» **Supplied material**:
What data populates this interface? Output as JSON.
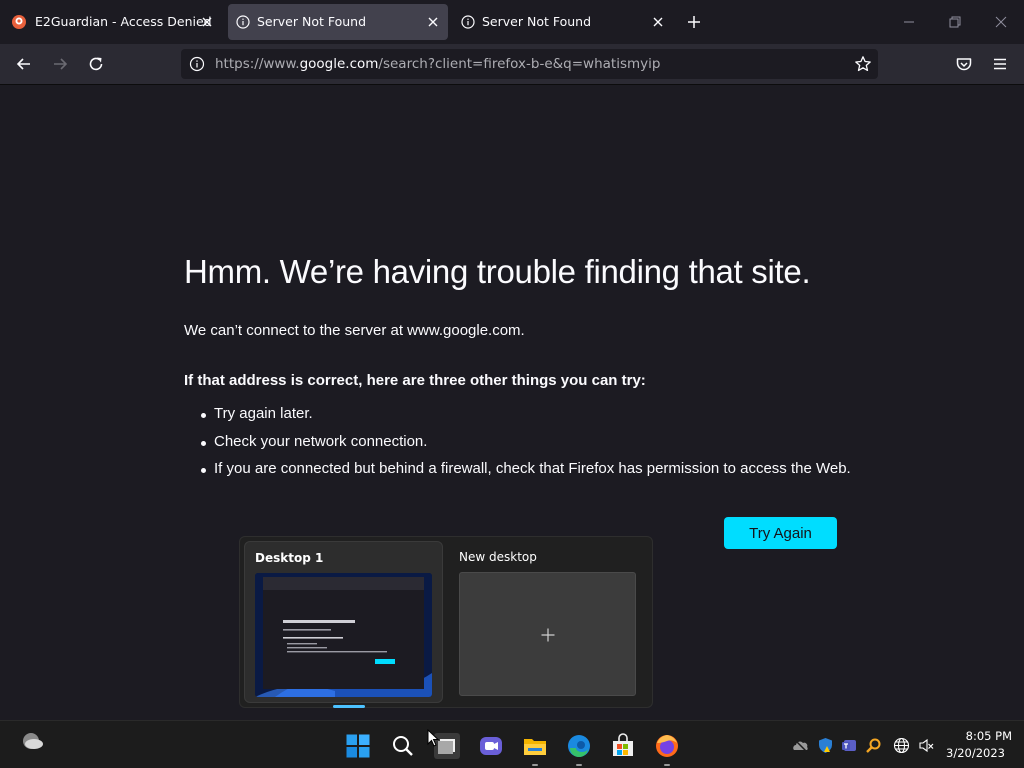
{
  "tabs": [
    {
      "title": "E2Guardian - Access Denied",
      "icon": "e2guardian-icon",
      "active": false
    },
    {
      "title": "Server Not Found",
      "icon": "info-icon",
      "active": true
    },
    {
      "title": "Server Not Found",
      "icon": "info-icon",
      "active": false
    }
  ],
  "navbar": {
    "url_prefix": "https://www.",
    "url_host": "google.com",
    "url_suffix": "/search?client=firefox-b-e&q=whatismyip"
  },
  "error_page": {
    "title": "Hmm. We’re having trouble finding that site.",
    "short_desc": "We can’t connect to the server at www.google.com.",
    "heading": "If that address is correct, here are three other things you can try:",
    "suggestions": [
      "Try again later.",
      "Check your network connection.",
      "If you are connected but behind a firewall, check that Firefox has permission to access the Web."
    ],
    "try_again_label": "Try Again"
  },
  "task_view": {
    "desktops": [
      {
        "label": "Desktop 1",
        "current": true
      },
      {
        "label": "New desktop",
        "current": false
      }
    ]
  },
  "taskbar": {
    "apps": [
      "start-icon",
      "search-icon",
      "task-view-icon",
      "chat-icon",
      "file-explorer-icon",
      "edge-icon",
      "store-icon",
      "firefox-icon"
    ],
    "tray": [
      "onedrive-icon",
      "defender-icon",
      "teams-icon",
      "search-tool-icon",
      "network-icon",
      "volume-muted-icon"
    ],
    "time": "8:05 PM",
    "date": "3/20/2023"
  },
  "colors": {
    "page_bg": "#1c1b22",
    "toolbar_bg": "#2b2a33",
    "active_tab": "#42414d",
    "accent_button": "#00ddff",
    "taskbar_bg": "#1c1c1c",
    "desktop_indicator": "#4cc2ff"
  }
}
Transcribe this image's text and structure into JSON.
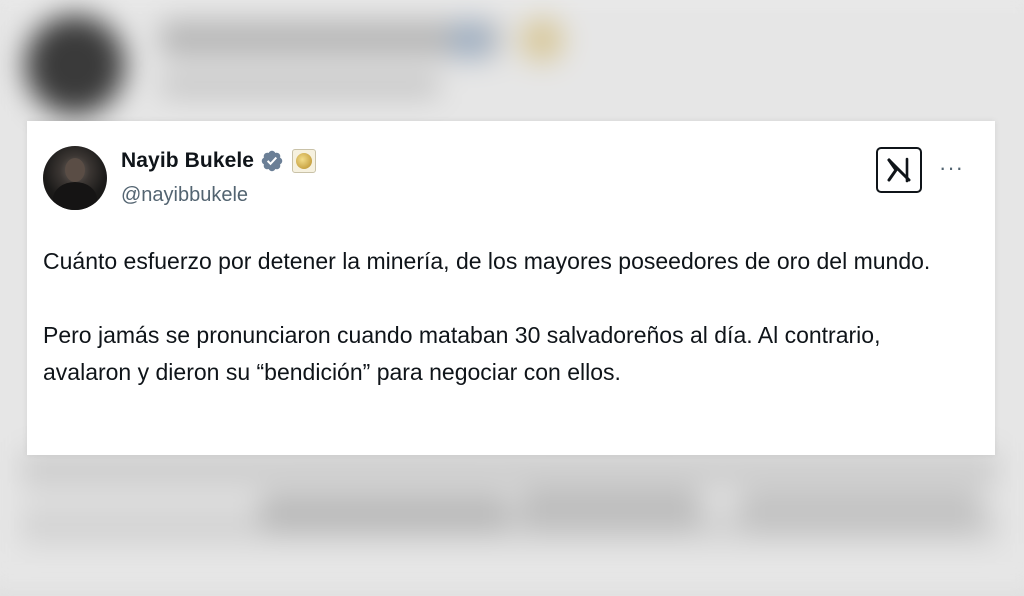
{
  "tweet": {
    "author_name": "Nayib Bukele",
    "handle": "@nayibbukele",
    "paragraphs": [
      "Cuánto esfuerzo por detener la minería, de los mayores poseedores de oro del mundo.",
      "Pero jamás se pronunciaron cuando mataban 30 salvadoreños al día. Al contrario, avalaron y dieron su “bendición” para negociar con ellos."
    ],
    "more_label": "···"
  },
  "icons": {
    "verified": "verified-badge-icon",
    "affiliation": "gold-seal-icon",
    "platform": "x-logo-icon"
  },
  "colors": {
    "verified_badge": "#6b7f96",
    "text": "#0f1419",
    "handle": "#536471"
  }
}
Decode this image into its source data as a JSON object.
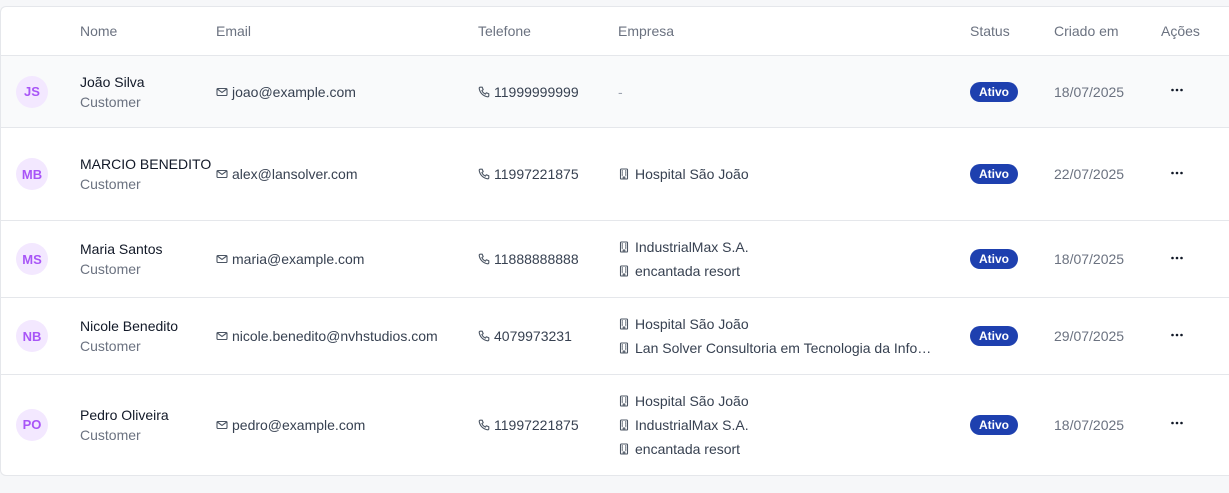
{
  "columns": {
    "name": "Nome",
    "email": "Email",
    "phone": "Telefone",
    "company": "Empresa",
    "status": "Status",
    "created": "Criado em",
    "actions": "Ações"
  },
  "colors": {
    "avatar_bg": "#f3e8ff",
    "avatar_text": "#a855f7",
    "status_badge": "#1e40af"
  },
  "rows": [
    {
      "initials": "JS",
      "name": "João Silva",
      "role": "Customer",
      "email": "joao@example.com",
      "phone": "11999999999",
      "companies": [],
      "empty_company": "-",
      "status": "Ativo",
      "created": "18/07/2025"
    },
    {
      "initials": "MB",
      "name": "MARCIO BENEDITO",
      "role": "Customer",
      "email": "alex@lansolver.com",
      "phone": "11997221875",
      "companies": [
        "Hospital São João"
      ],
      "status": "Ativo",
      "created": "22/07/2025"
    },
    {
      "initials": "MS",
      "name": "Maria Santos",
      "role": "Customer",
      "email": "maria@example.com",
      "phone": "11888888888",
      "companies": [
        "IndustrialMax S.A.",
        "encantada resort"
      ],
      "status": "Ativo",
      "created": "18/07/2025"
    },
    {
      "initials": "NB",
      "name": "Nicole Benedito",
      "role": "Customer",
      "email": "nicole.benedito@nvhstudios.com",
      "phone": "4079973231",
      "companies": [
        "Hospital São João",
        "Lan Solver Consultoria em Tecnologia da Info…"
      ],
      "status": "Ativo",
      "created": "29/07/2025"
    },
    {
      "initials": "PO",
      "name": "Pedro Oliveira",
      "role": "Customer",
      "email": "pedro@example.com",
      "phone": "11997221875",
      "companies": [
        "Hospital São João",
        "IndustrialMax S.A.",
        "encantada resort"
      ],
      "status": "Ativo",
      "created": "18/07/2025"
    }
  ],
  "icons": {
    "email": "mail-icon",
    "phone": "phone-icon",
    "company": "building-icon",
    "actions": "more-horizontal-icon"
  }
}
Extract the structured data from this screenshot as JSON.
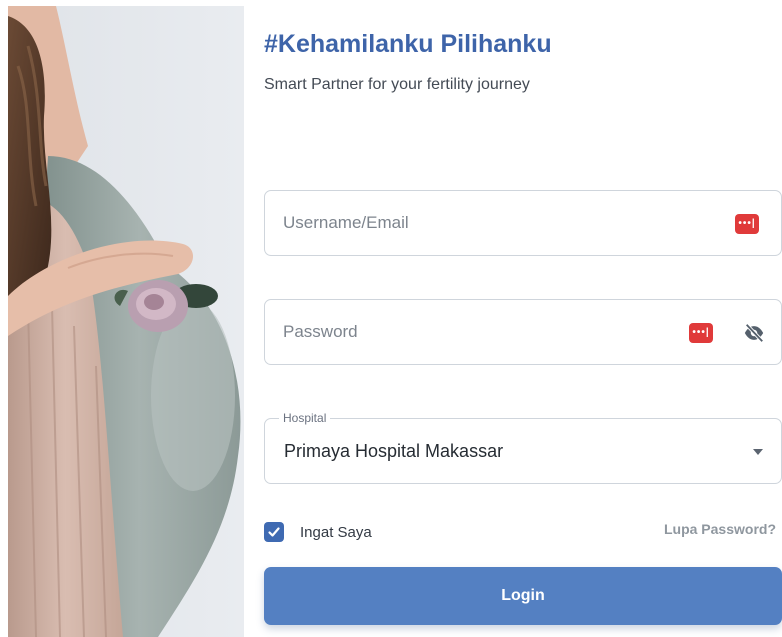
{
  "brand": {
    "title": "#Kehamilanku Pilihanku",
    "subtitle": "Smart Partner for your fertility journey"
  },
  "form": {
    "username": {
      "placeholder": "Username/Email",
      "value": ""
    },
    "password": {
      "placeholder": "Password",
      "value": ""
    },
    "hospital": {
      "label": "Hospital",
      "selected": "Primaya Hospital Makassar"
    },
    "remember": {
      "label": "Ingat Saya",
      "checked": true
    },
    "forgot_label": "Lupa Password?",
    "login_label": "Login"
  },
  "icons": {
    "password_manager": "password-manager-icon",
    "visibility": "eye-off-icon",
    "dropdown": "caret-down-icon",
    "checkbox": "check-icon"
  },
  "colors": {
    "brand_blue": "#3e64a9",
    "button_blue": "#5480c2",
    "checkbox_blue": "#3f6ab2",
    "password_manager_red": "#e03a3a",
    "muted_text": "#8f979f"
  }
}
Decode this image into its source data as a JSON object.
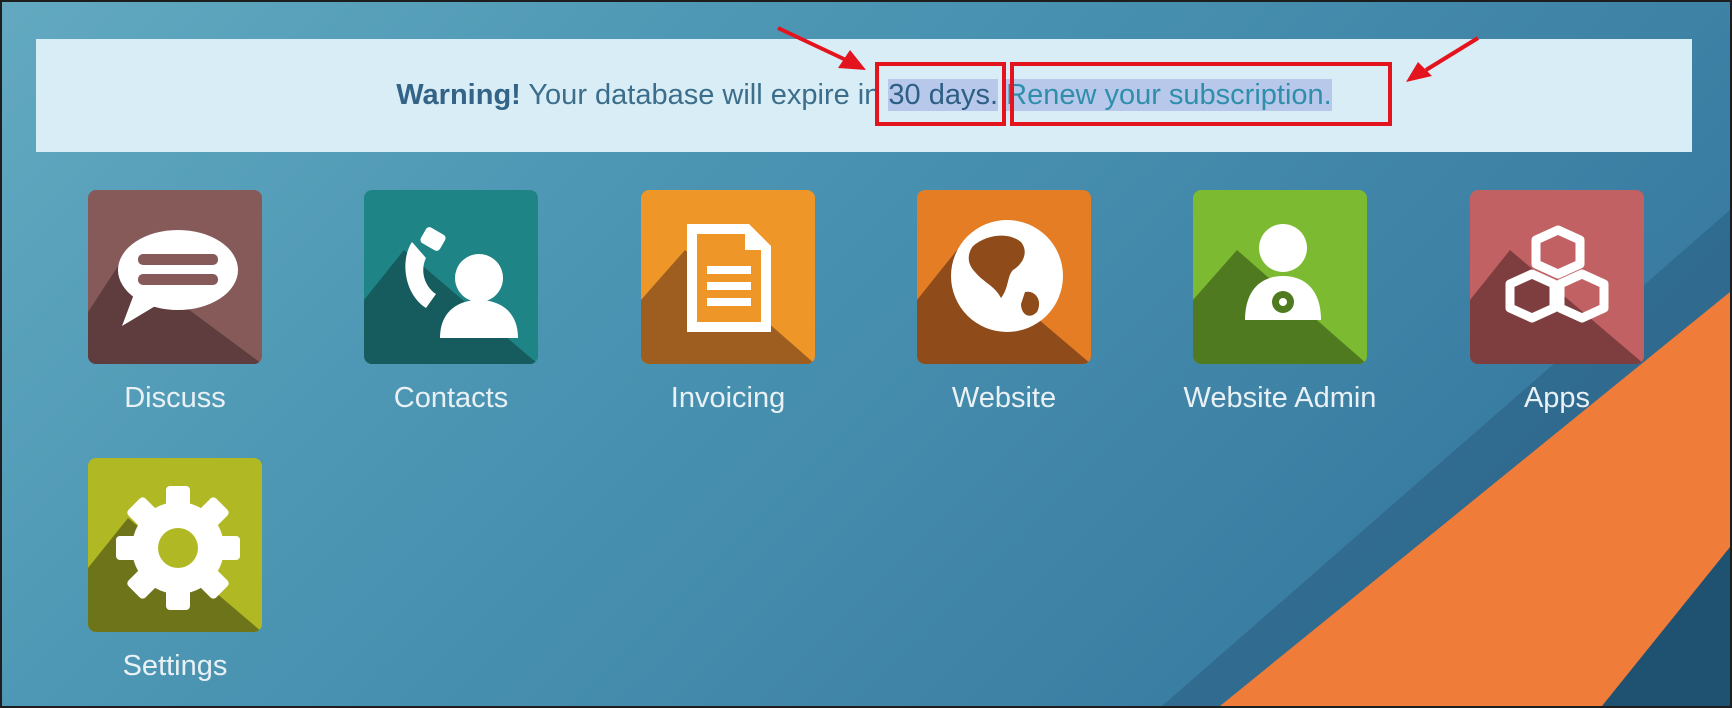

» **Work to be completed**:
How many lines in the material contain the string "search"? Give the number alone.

» **Result for this task**:
3